◆ Assigned task
Search the listing below for the word "name" and copy each line where it appears.

◆ Information
════════════════════

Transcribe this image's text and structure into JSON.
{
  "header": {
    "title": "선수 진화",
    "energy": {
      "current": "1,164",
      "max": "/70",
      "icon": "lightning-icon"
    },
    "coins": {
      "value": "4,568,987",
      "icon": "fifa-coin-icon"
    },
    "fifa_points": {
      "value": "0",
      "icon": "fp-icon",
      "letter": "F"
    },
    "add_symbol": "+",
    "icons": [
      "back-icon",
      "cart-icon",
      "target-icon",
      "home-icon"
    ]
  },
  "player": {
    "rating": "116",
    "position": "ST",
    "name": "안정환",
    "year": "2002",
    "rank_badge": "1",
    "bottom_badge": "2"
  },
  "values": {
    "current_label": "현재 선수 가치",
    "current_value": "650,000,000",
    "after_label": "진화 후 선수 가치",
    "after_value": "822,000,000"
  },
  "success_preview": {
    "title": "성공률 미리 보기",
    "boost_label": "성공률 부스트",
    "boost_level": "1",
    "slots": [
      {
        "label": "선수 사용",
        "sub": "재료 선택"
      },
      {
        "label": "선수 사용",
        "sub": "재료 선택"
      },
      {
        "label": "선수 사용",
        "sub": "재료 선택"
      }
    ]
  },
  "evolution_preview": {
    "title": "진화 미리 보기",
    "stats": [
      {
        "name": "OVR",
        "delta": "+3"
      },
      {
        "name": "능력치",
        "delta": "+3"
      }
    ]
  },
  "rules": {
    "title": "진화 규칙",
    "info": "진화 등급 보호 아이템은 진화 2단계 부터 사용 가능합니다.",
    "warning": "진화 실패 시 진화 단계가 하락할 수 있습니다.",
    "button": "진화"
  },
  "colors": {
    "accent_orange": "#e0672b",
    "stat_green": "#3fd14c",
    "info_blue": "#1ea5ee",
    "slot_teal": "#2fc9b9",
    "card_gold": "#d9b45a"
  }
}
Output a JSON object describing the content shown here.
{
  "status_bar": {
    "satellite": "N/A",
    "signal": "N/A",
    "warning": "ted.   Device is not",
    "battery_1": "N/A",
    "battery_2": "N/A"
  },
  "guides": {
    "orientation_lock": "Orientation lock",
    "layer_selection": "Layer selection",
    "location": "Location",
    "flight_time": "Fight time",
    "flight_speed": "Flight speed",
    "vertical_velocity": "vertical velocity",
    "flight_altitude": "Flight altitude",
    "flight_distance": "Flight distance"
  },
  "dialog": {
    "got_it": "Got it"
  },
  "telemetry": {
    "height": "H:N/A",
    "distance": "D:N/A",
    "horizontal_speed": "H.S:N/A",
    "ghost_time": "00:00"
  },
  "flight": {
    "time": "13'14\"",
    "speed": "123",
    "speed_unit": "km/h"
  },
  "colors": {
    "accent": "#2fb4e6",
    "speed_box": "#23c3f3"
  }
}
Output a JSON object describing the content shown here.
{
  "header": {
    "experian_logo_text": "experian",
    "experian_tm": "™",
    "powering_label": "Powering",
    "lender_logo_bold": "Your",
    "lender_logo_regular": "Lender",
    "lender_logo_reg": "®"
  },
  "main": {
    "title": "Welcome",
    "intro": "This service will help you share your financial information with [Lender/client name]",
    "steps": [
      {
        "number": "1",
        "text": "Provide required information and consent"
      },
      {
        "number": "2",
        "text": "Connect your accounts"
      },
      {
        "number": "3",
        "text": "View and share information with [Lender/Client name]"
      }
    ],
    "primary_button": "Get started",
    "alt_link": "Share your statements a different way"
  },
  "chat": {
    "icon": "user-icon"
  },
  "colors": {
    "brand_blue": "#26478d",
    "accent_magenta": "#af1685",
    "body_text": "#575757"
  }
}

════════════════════

◆ Answer to this exercise
    "name": "안정환",
        "name": "OVR",
        "name": "능력치",
    "intro": "This service will help you share your financial information with [Lender/client name]",
        "text": "View and share information with [Lender/Client name]"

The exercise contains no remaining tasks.